As Congress looks to reduce the U.S. national debt, “both the Republican-controlled House and the Democrat-controlled Senate have proposed slashing financing for the State Department and its related aid agencies at a time of desperate humanitarian crises and uncertain political developments,” the New York Times reports. The proposed cuts to President Barack Obama’s FY12 spending request would be “the first significant cuts in overseas aid in nearly two decades, a retrenchment that officials and advocates say reflects the country’s diminishing ability to influence the world,” according to the newspaper. The reductions would affect global health programs and humanitarian assistance for disaster-hit areas, among other programs, the newspaper notes.

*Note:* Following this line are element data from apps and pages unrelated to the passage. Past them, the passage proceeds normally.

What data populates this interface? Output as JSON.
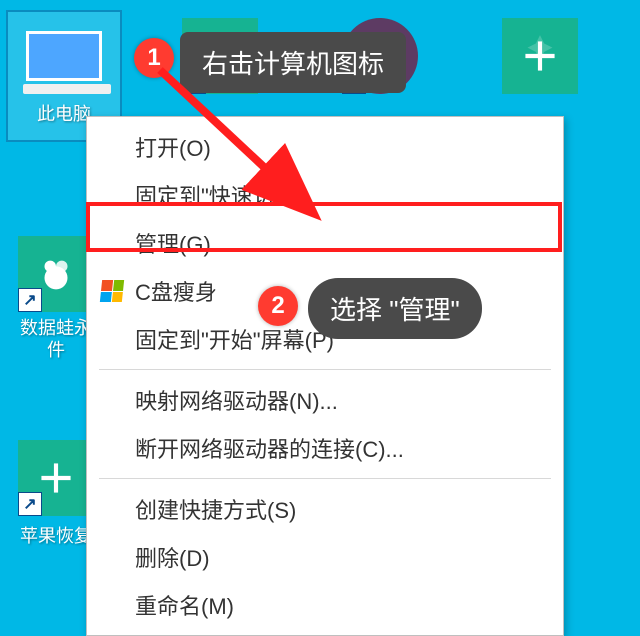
{
  "desktop": {
    "this_pc": {
      "label": "此电脑"
    },
    "data_frog": {
      "label": "数据蛙恢复软件",
      "label_short": "数据蛙永久\n件"
    },
    "apple_recover": {
      "label": "苹果恢复"
    }
  },
  "context_menu": {
    "open": "打开(O)",
    "pin_quick_access": "固定到\"快速访问\"",
    "manage": "管理(G)",
    "c_slim": "C盘瘦身",
    "pin_start": "固定到\"开始\"屏幕(P)",
    "map_drive": "映射网络驱动器(N)...",
    "disconnect_drive": "断开网络驱动器的连接(C)...",
    "create_shortcut": "创建快捷方式(S)",
    "delete": "删除(D)",
    "rename": "重命名(M)"
  },
  "annotations": {
    "step1_badge": "1",
    "step1_text": "右击计算机图标",
    "step2_badge": "2",
    "step2_text": "选择 \"管理\""
  }
}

At an event at the Newseum in Washington, D.C., on Monday, Barbara Bush, CEO of Global Health Corps and a board member of Population Services International (PSI), told the Daily Caller that reducing foreign aid as part of efforts to reduce the national debt would have “enormous implications for the U.S. if we don’t continue the efforts that we’ve already started” (Ballasy, 10/3). The event marked the launch of a campaign called “The Power of 1%,” sponsored by PSI, FHI360, PATH, World Vision and ONE and aimed at highlighting “the economics of global health and the benefits U.S. investments overseas have for Americans at home,” according to a campaign press release (.pdf) (10/3).
Uganda’s Daily Monitor reports on the status of the country’s free health care system, which it writes “is in crisis despite the billions of shillings of mostly donor money flowing in every year.” According to the newspaper, “Visits to a dozen health centers across the country revealed a chronic shortage of beds, drugs and medical personnel, confirming a recent verdict by the Anti-Corruption Coalition of Uganda that ‘service delivery and general care is almost not there.'”
In this post in the Center for Global Development’s “Global Health Policy” blog, Mead Over, a senior fellow at the center, follows up on a post last week in which he wrote that a panel of senior economists commissioned by the Rush Foundation was to address the question of how to…
“Angola has tripled its spending on health care since 2006, but for the vast majority of Angolans who can’t afford sparkling new private clinics — or better yet, care abroad — a trip to the hospital is still a nightmare,” Agence France-Presse reports. “Despite its oil wealth, in 2006 Angola ranked ninth from the bottom in the world on health spending, which accounted for just 2.5 percent of gross domestic product. Since then, spending per person has tripled from $64 to $204, according to World Health Organization data,” according to AFP.
“Congress has … blocked $200 million in aid to the Palestinian Authority [PA] since August, in a move a PA official described as ‘collective punishment’ for its United Nations bid” for statehood, GlobalPost reports (10/1). “The economic package is separate from security aid, which the U.S. lawmakers say would be counterproductive to block,” Agence France-Presse writes (10/2).
In a Huffington Post opinion piece, Kolleen Bouchane, director of ACTION, asks whether President Barack Obama will “heed Archbishop [Desmond] Tutu’s call to action” in a recent Washington Post opinion piece “and do his part to end AIDS.” She says, “While campaigning, President Obama promised to expand PEPFAR ‘by $1 billion a year in new money over the next five years’ and provide $50 billion by 2013 to fight HIV/AIDS worldwide. We are not on track to see even those promises become reality. We are not on track for the leadership to change the course of HIV and AIDS that Tutu has called for.”